The term “category” comes from the Greek word “kategoria,” which means “accusation” or “statement.” This is derived from the Greek root “kategorein,” meaning “to accuse” or “to assert publicly.”

1. Proto-Indo-European (PIE)

The PIE root “*ger-” means “to gather” or “to choose.”

2. Greek

From the PIE root, the Greek word “kategorein” (κατηγορεῖν) developed, meaning “to accuse” or “to assert publicly.” The noun “kategoria” (κατηγορία) was derived from “kategorein” and originally meant “accusation” or “statement.”

3. Latin

The Greek term “kategoria” was adopted into Latin as “categoria,” retaining the meaning of “class” or “group.”

4. Middle English (c. 11th to 15th century CE)

The Latin “categoria” was adopted into Middle English as “categorie,” meaning “a class or division in a system of classification.”

5. Modern English (from 16th century CE to present)

The term “category” evolved into its current form and pronunciation, retaining the meaning of “a class or division in a system of classification.”

Phonetic Evolution

Over time, the pronunciation of “category” has remained relatively stable from Latin to Modern English.

Usage Examples

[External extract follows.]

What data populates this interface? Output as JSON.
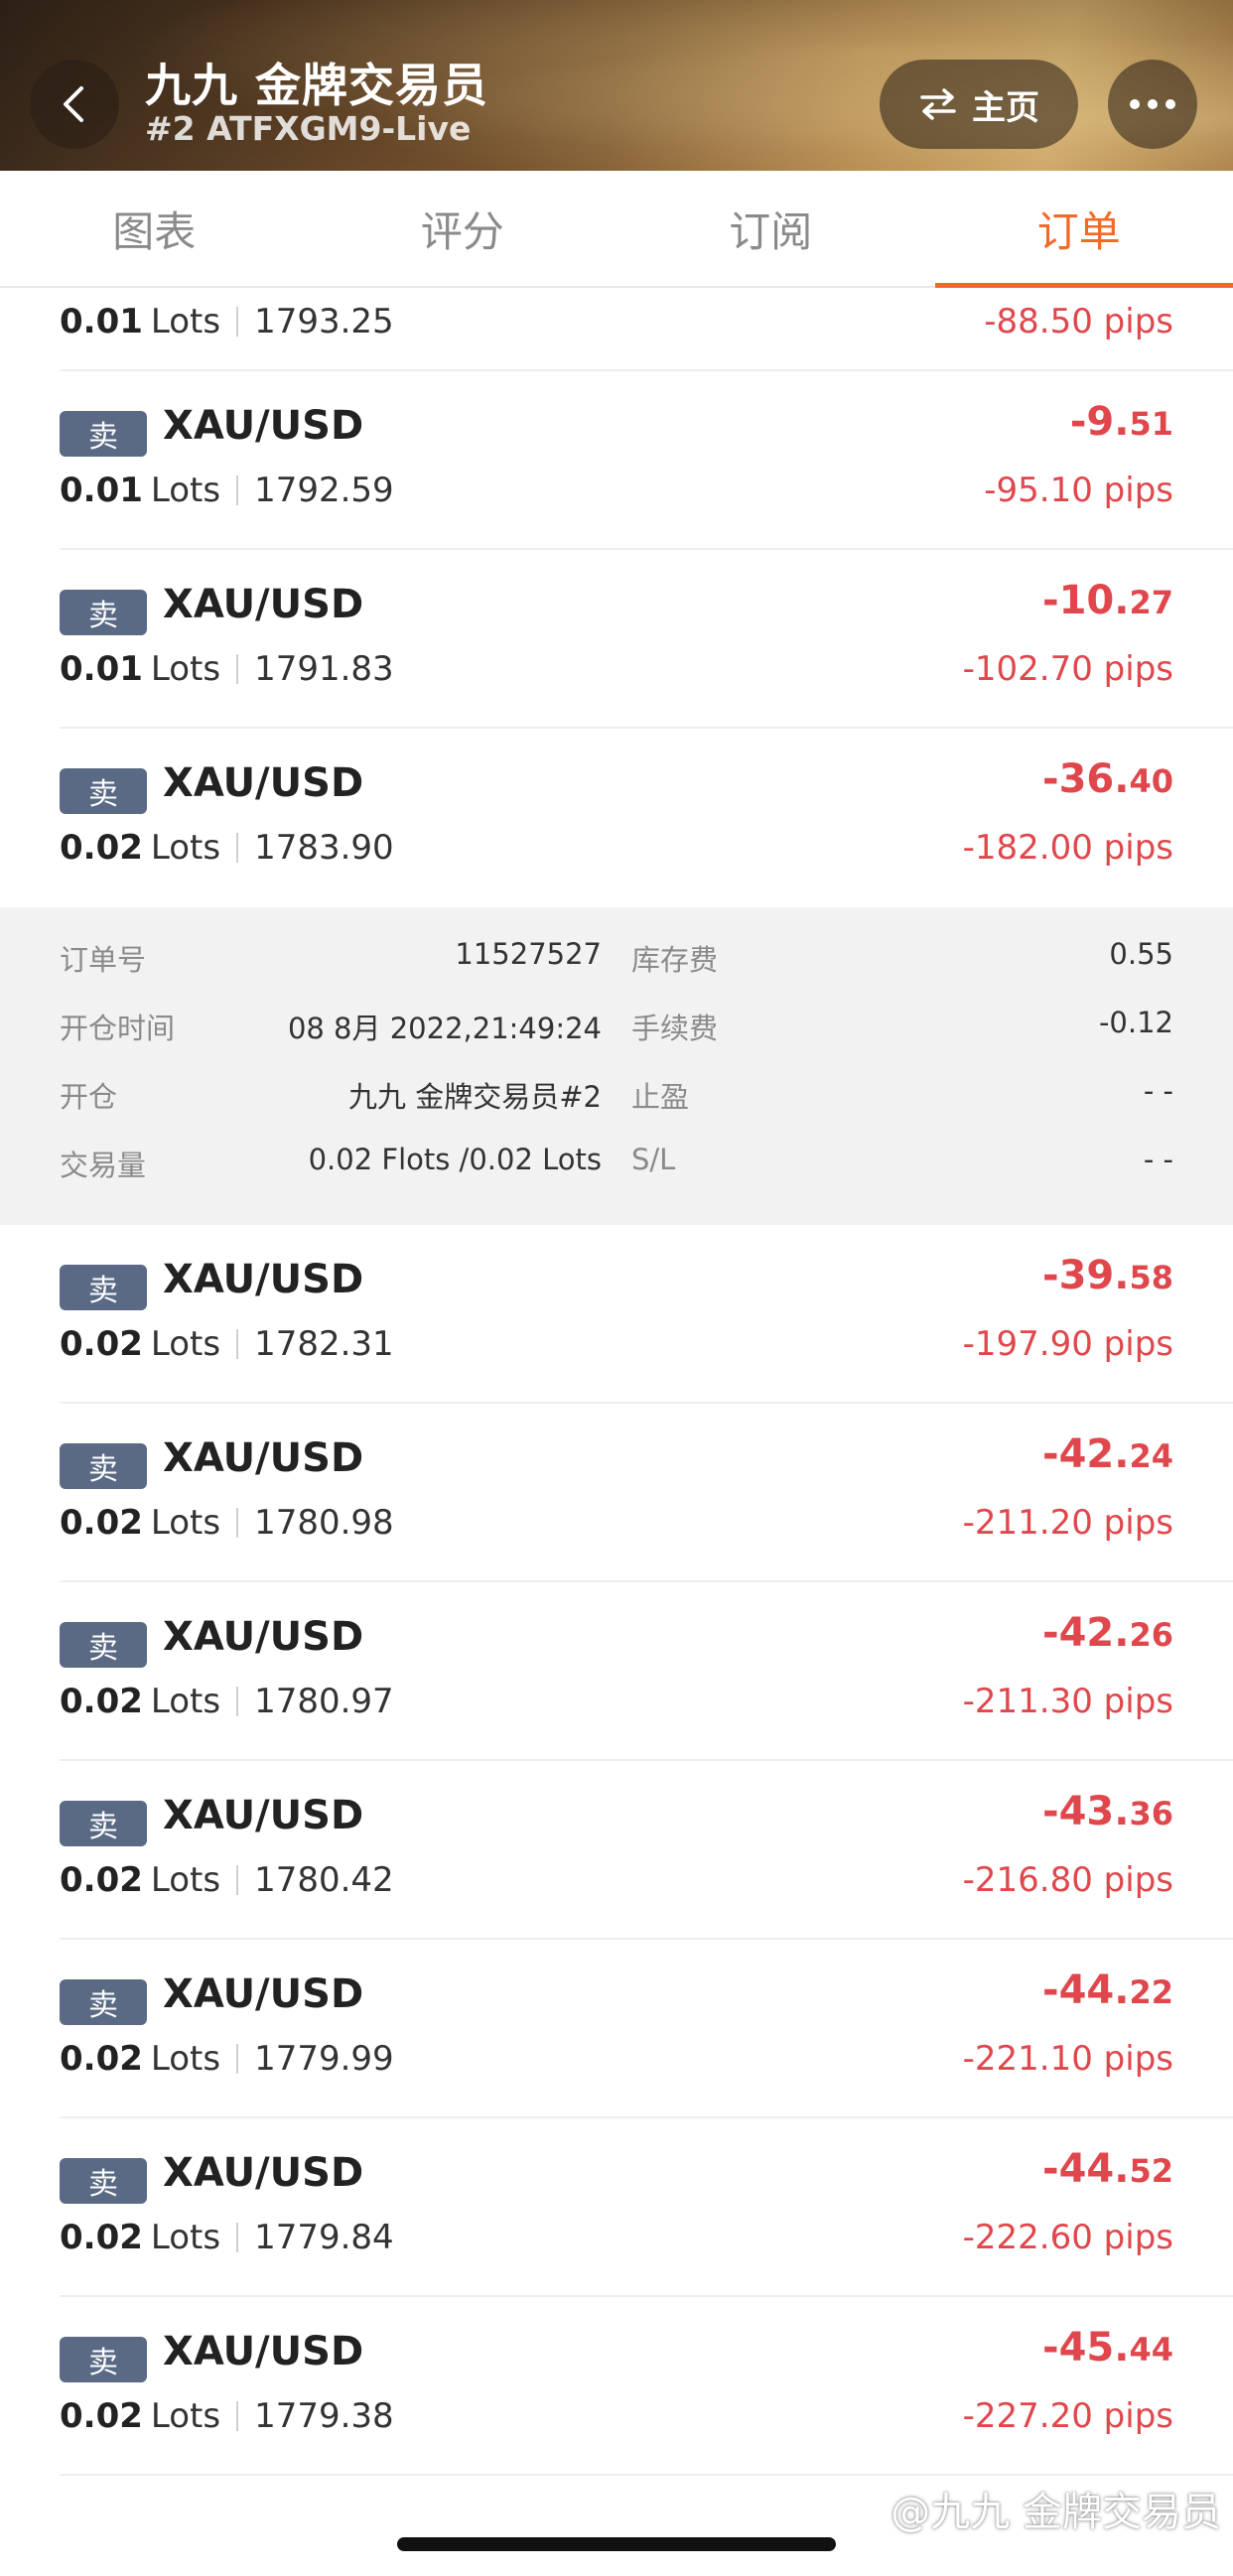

  • “Category is often used to describe a class or division in a system of classification.”
  • “Another example of ‘category’ in a sentence is ‘The library books are organized by category, such as fiction, non-fiction, and reference.'”

Cultural or Historical Notes

The development of the word “category” was significantly influenced by its use in philosophy, logic, and science to classify and organize knowledge. Aristotle’s works, particularly his “Categories,” played a crucial role in shaping the concept and use of categories in Western thought.

The word “category” reflects the concept of classification and organization, emphasizing the importance of grouping similar items or concepts for better understanding and analysis. It underscores the role of categories in organizing knowledge, making sense of information, and facilitating communication.